Step 2

Bearing in mind that larger rollers = more volume but less curl (and of course, smaller rollers = less volume but a tighter curl), consider where you want what. My general rule of thumb is to first make a mohawk of sorts, with larger rollers since I want volume on the top of my head (I use 1.5 inch rollers for this section). I then use two smaller rollers on the sides, as that's where I like to have more curl framing my face and volume is less of a concern. Which rollers you use where just comes down to personal preference.

Step 3

For that aforementioned mohawk, always roll away from your face. Starting at the crown and using your fingers, section a rectangle of hair about the width of the rollers and a few inches deep. Brush it out, and then place your roller underneath the hair a few inches from the ends. Rolling underneath is key, as you want to roll the hair under, not over, for volume from the roots.

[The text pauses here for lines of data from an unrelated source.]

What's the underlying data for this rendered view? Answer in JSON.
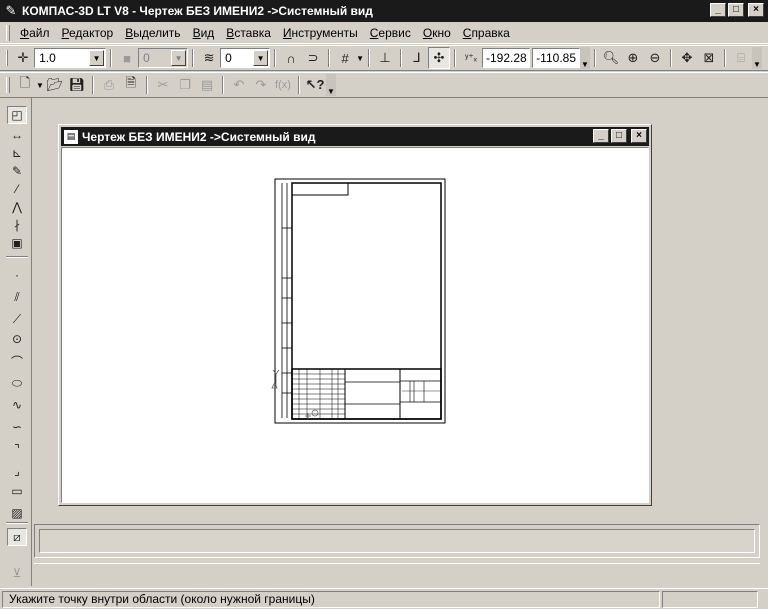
{
  "window": {
    "title": "КОМПАС-3D LT V8 - Чертеж БЕЗ ИМЕНИ2 ->Системный вид",
    "min": "_",
    "max": "□",
    "close": "×"
  },
  "menu": [
    "Файл",
    "Редактор",
    "Выделить",
    "Вид",
    "Вставка",
    "Инструменты",
    "Сервис",
    "Окно",
    "Справка"
  ],
  "toolbar_current": {
    "line_style": "1.0",
    "color_value": "0",
    "layer": "0",
    "coord_x": "-192.28",
    "coord_y": "-110.85"
  },
  "document": {
    "title": "Чертеж БЕЗ ИМЕНИ2 ->Системный вид",
    "min": "_",
    "max": "□",
    "close": "×"
  },
  "status": {
    "message": "Укажите точку внутри области (около нужной границы)"
  },
  "icons": {
    "app": "kompas-logo-icon",
    "snap": "crosshair-icon",
    "new": "new-document-icon",
    "open": "open-folder-icon",
    "save": "save-icon",
    "print": "print-icon",
    "preview": "print-preview-icon",
    "cut": "scissors-icon",
    "copy": "copy-icon",
    "paste": "paste-icon",
    "undo": "undo-icon",
    "redo": "redo-icon",
    "fx": "function-icon",
    "help": "help-pointer-icon",
    "zoom": "magnifier-icon",
    "pan": "pan-icon"
  },
  "colors": {
    "titlebar": "#1a1a1a",
    "face": "#d4d0c8",
    "canvas": "#ffffff"
  }
}
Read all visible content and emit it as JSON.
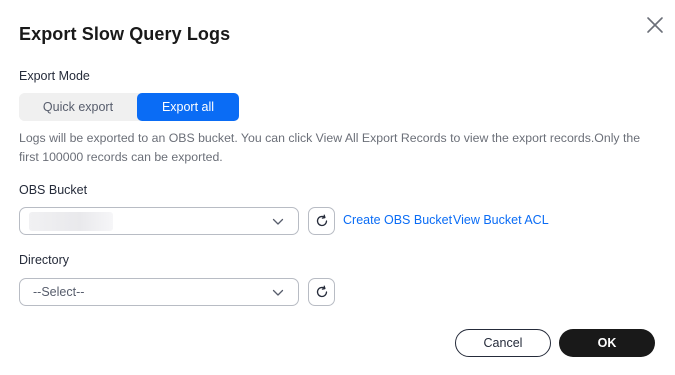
{
  "dialog": {
    "title": "Export Slow Query Logs",
    "close_icon": "close-icon"
  },
  "export_mode": {
    "label": "Export Mode",
    "options": [
      "Quick export",
      "Export all"
    ],
    "selected": "Export all"
  },
  "info_text": "Logs will be exported to an OBS bucket. You can click View All Export Records to view the export records.Only the first 100000 records can be exported.",
  "obs_bucket": {
    "label": "OBS Bucket",
    "value": "",
    "create_link": "Create OBS Bucket",
    "acl_link": "View Bucket ACL",
    "refresh_icon": "refresh-icon",
    "chevron_icon": "chevron-down-icon"
  },
  "directory": {
    "label": "Directory",
    "placeholder": "--Select--",
    "refresh_icon": "refresh-icon",
    "chevron_icon": "chevron-down-icon"
  },
  "footer": {
    "cancel_label": "Cancel",
    "ok_label": "OK"
  },
  "colors": {
    "accent": "#0a6cf5",
    "primary_button": "#191919",
    "text": "#191919",
    "muted_text": "#6b6f78"
  }
}
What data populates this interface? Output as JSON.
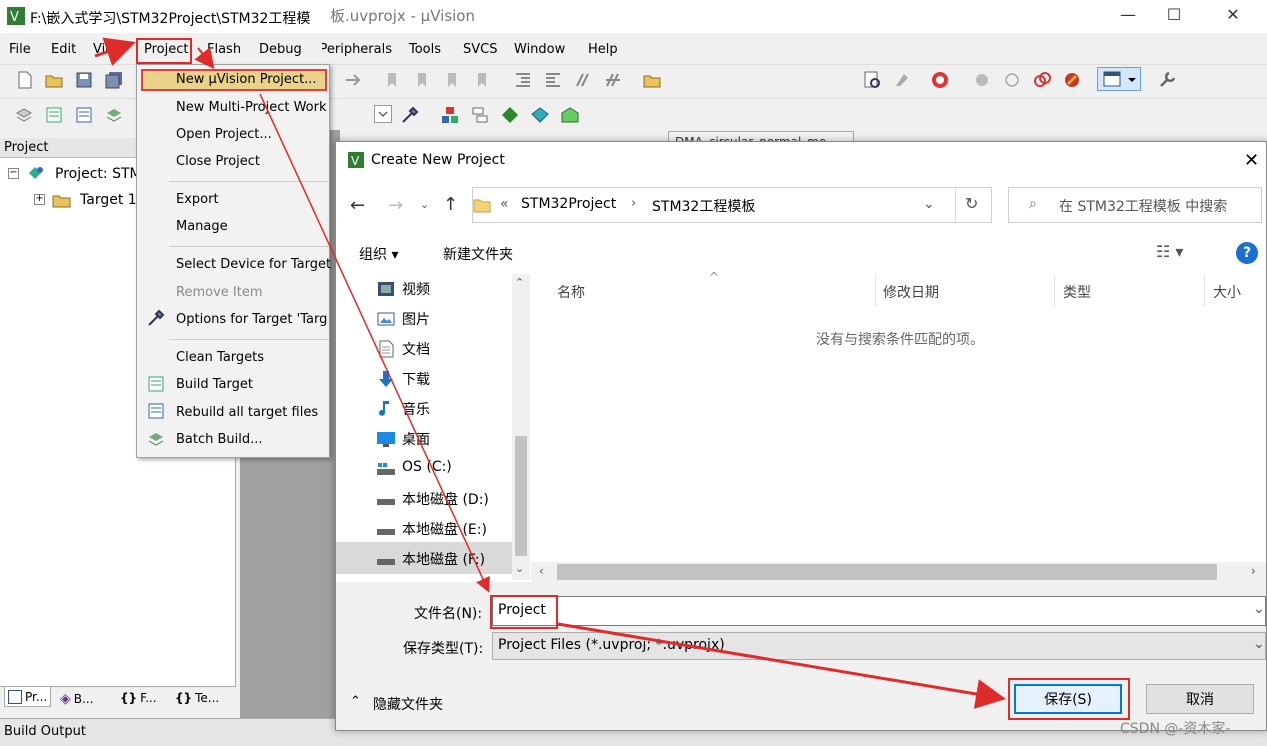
{
  "main_window": {
    "title": "F:\\嵌入式学习\\STM32Project\\STM32工程模",
    "title_suffix": "板.uvprojx - µVision",
    "menu": [
      "File",
      "Edit",
      "View",
      "Project",
      "Flash",
      "Debug",
      "Peripherals",
      "Tools",
      "SVCS",
      "Window",
      "Help"
    ],
    "target_combo": "DMA_circular_normal_mo"
  },
  "project_panel": {
    "header": "Project",
    "root": "Project: STM",
    "target": "Target 1",
    "tabs": [
      "Pr...",
      "B...",
      "F...",
      "Te..."
    ]
  },
  "build_output": "Build Output",
  "project_menu": {
    "items": [
      "New µVision Project...",
      "New Multi-Project Work",
      "Open Project...",
      "Close Project",
      "Export",
      "Manage",
      "Select Device for Target '",
      "Remove Item",
      "Options for Target 'Targ",
      "Clean Targets",
      "Build Target",
      "Rebuild all target files",
      "Batch Build..."
    ]
  },
  "dialog": {
    "title": "Create New Project",
    "breadcrumb_prefix": "«",
    "breadcrumb": [
      "STM32Project",
      "STM32工程模板"
    ],
    "search_placeholder": "在 STM32工程模板 中搜索",
    "organize": "组织 ▾",
    "new_folder": "新建文件夹",
    "nav_items": [
      "视频",
      "图片",
      "文档",
      "下载",
      "音乐",
      "桌面",
      "OS (C:)",
      "本地磁盘 (D:)",
      "本地磁盘 (E:)",
      "本地磁盘 (F:)"
    ],
    "columns": [
      "名称",
      "修改日期",
      "类型",
      "大小"
    ],
    "empty_message": "没有与搜索条件匹配的项。",
    "filename_label": "文件名(N):",
    "filename_value": "Project",
    "filetype_label": "保存类型(T):",
    "filetype_value": "Project Files (*.uvproj; *.uvprojx)",
    "hide_folders": "隐藏文件夹",
    "save_button": "保存(S)",
    "cancel_button": "取消"
  },
  "watermark": "CSDN @-资木家-"
}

Step 4

This is the trickiest step and it takes practice. Wrap the ends under the roller and then roll the rest of the hair right over it. With the ends secured, go back with your finger (or as my German hair/wig ladies did, a metal tail comb) to smooth out any mangled ends. This is crucial, as mangled ends will definitely show in your finished product. Do not skip this step!

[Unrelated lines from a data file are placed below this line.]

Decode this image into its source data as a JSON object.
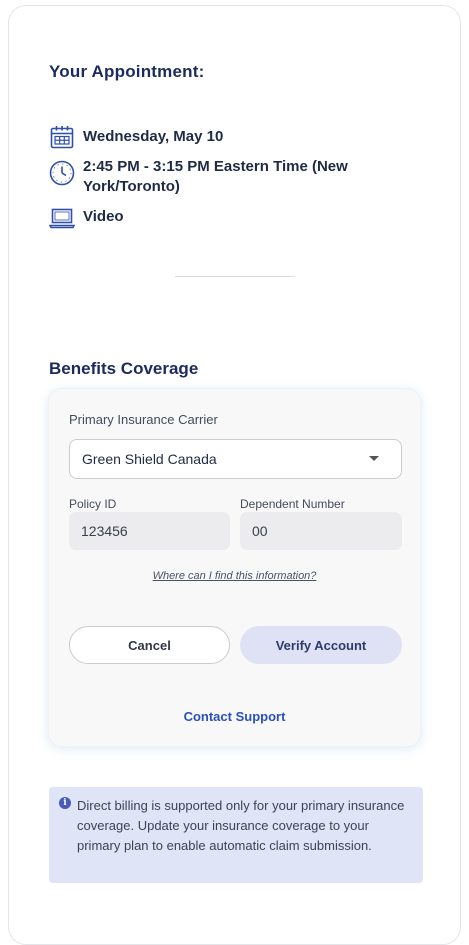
{
  "appointment": {
    "title": "Your Appointment:",
    "date": "Wednesday, May 10",
    "time": "2:45 PM - 3:15 PM Eastern Time (New York/Toronto)",
    "mode": "Video",
    "icons": {
      "date": "calendar-icon",
      "time": "clock-icon",
      "mode": "laptop-icon"
    },
    "accent_color": "#2f4fa8"
  },
  "benefits": {
    "title": "Benefits Coverage",
    "carrier_label": "Primary Insurance Carrier",
    "carrier_value": "Green Shield Canada",
    "policy_label": "Policy ID",
    "policy_value": "123456",
    "dependent_label": "Dependent Number",
    "dependent_value": "00",
    "help_link": "Where can I find this information?",
    "cancel_label": "Cancel",
    "verify_label": "Verify Account",
    "contact_label": "Contact Support"
  },
  "notice": {
    "text": "Direct billing is supported only for your primary insurance coverage. Update your insurance coverage to your primary plan to enable automatic claim submission.",
    "icon": "info-icon",
    "background": "#dfe4f6"
  }
}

Step 5

Continue to roll towards your scalp, and when it's nice and tight, secure it with a pin. When using a U-pin, come at the roller from behind (the open end facing the opposite direction you just rolled), and hook the roller at about a 90-degree angle, then tilt under to secure it...


Coming at a 90-degree angle will allow the pin to gather hair, or as I call it, the "meat"—your pin can only secure tightly if it has some "meat" to hold onto. If you're using V-pins, with the open end of the "V" facing the opposite direction you just rolled, slide the pin in on the underside of the roller, avoiding wrapping the roller altogether...

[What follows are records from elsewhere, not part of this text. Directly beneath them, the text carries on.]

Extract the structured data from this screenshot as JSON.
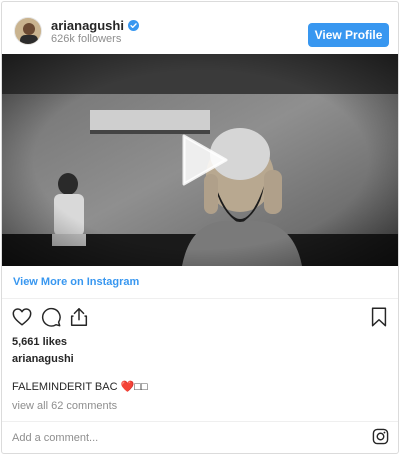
{
  "header": {
    "username": "arianagushi",
    "followers": "626k followers",
    "view_profile_label": "View Profile",
    "verified": true
  },
  "media": {
    "type": "video",
    "play_icon": "play-icon"
  },
  "view_more_label": "View More on Instagram",
  "actions": {
    "like_icon": "heart-icon",
    "comment_icon": "comment-icon",
    "share_icon": "share-icon",
    "save_icon": "bookmark-icon"
  },
  "likes": "5,661 likes",
  "owner": "arianagushi",
  "caption": "FALEMINDERIT BAC ❤️□□",
  "view_comments": "view all 62 comments",
  "comment_placeholder": "Add a comment...",
  "colors": {
    "accent": "#3897f0",
    "text": "#262626",
    "muted": "#8e8e8e",
    "border": "#dbdbdb"
  }
}
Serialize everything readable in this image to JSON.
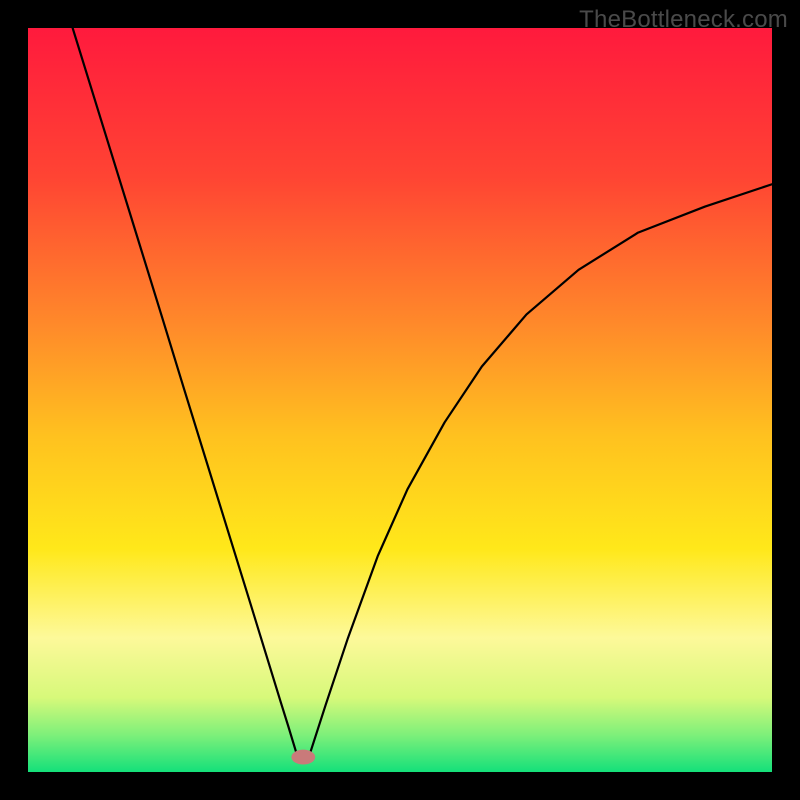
{
  "watermark": "TheBottleneck.com",
  "chart_data": {
    "type": "line",
    "title": "",
    "xlabel": "",
    "ylabel": "",
    "xlim": [
      0,
      1
    ],
    "ylim": [
      0,
      1
    ],
    "background": {
      "type": "vertical-gradient",
      "stops": [
        {
          "pos": 0.0,
          "color": "#ff1a3d"
        },
        {
          "pos": 0.2,
          "color": "#ff4433"
        },
        {
          "pos": 0.4,
          "color": "#ff8a2a"
        },
        {
          "pos": 0.55,
          "color": "#ffc21f"
        },
        {
          "pos": 0.7,
          "color": "#ffe81a"
        },
        {
          "pos": 0.82,
          "color": "#fdf99a"
        },
        {
          "pos": 0.9,
          "color": "#d7f97a"
        },
        {
          "pos": 0.95,
          "color": "#7ef07a"
        },
        {
          "pos": 1.0,
          "color": "#14e07a"
        }
      ]
    },
    "grid": false,
    "series": [
      {
        "name": "left-branch",
        "stroke": "#000000",
        "x": [
          0.06,
          0.09,
          0.12,
          0.15,
          0.18,
          0.21,
          0.24,
          0.27,
          0.3,
          0.32,
          0.34,
          0.35,
          0.36
        ],
        "y": [
          1.0,
          0.903,
          0.806,
          0.709,
          0.612,
          0.514,
          0.417,
          0.32,
          0.223,
          0.158,
          0.093,
          0.061,
          0.028
        ]
      },
      {
        "name": "right-branch",
        "stroke": "#000000",
        "x": [
          0.38,
          0.4,
          0.43,
          0.47,
          0.51,
          0.56,
          0.61,
          0.67,
          0.74,
          0.82,
          0.91,
          1.0
        ],
        "y": [
          0.028,
          0.09,
          0.18,
          0.29,
          0.38,
          0.47,
          0.545,
          0.615,
          0.675,
          0.725,
          0.76,
          0.79
        ]
      }
    ],
    "marker": {
      "name": "minimum-point",
      "x": 0.37,
      "y": 0.02,
      "rx": 0.016,
      "ry": 0.01,
      "fill": "#c97a7a"
    }
  }
}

You may need more than one pin per roller, it just depends on how secure that first one is and if the roller still feels too loose or wobbly at all. Pinning takes a bit of practice but you'll get the hang of it quickly.

In general, don't worry about perfection when rolling and securing! Your rollers might look a bit janky on your head but that won't reflect the finished product!

Step 6

Finally, when you need to head out or when the rollers have cooled (if I'm not in a time crunch I tend to wait until the heat is completely gone), just remove the pins and rollers one by one and gently fluff your hair to blend the separate sections. This is the easiest part—there's virtually no styling steps necessary as the goal is for it to look natural, a bit undone, and not too styled anyway. A simple head flip and a quick spritz of hair spray is all you need.






I reached out to t3 and they were kind enough to provide some swag for a giveaway!

The contest took place over on Instagram and is now complete. Thanks to all who participated!













Let me know your thoughts and questions in the comments section below! And be sure to share any photos of your fabulous curls with me. :)


Thanks for stopping by!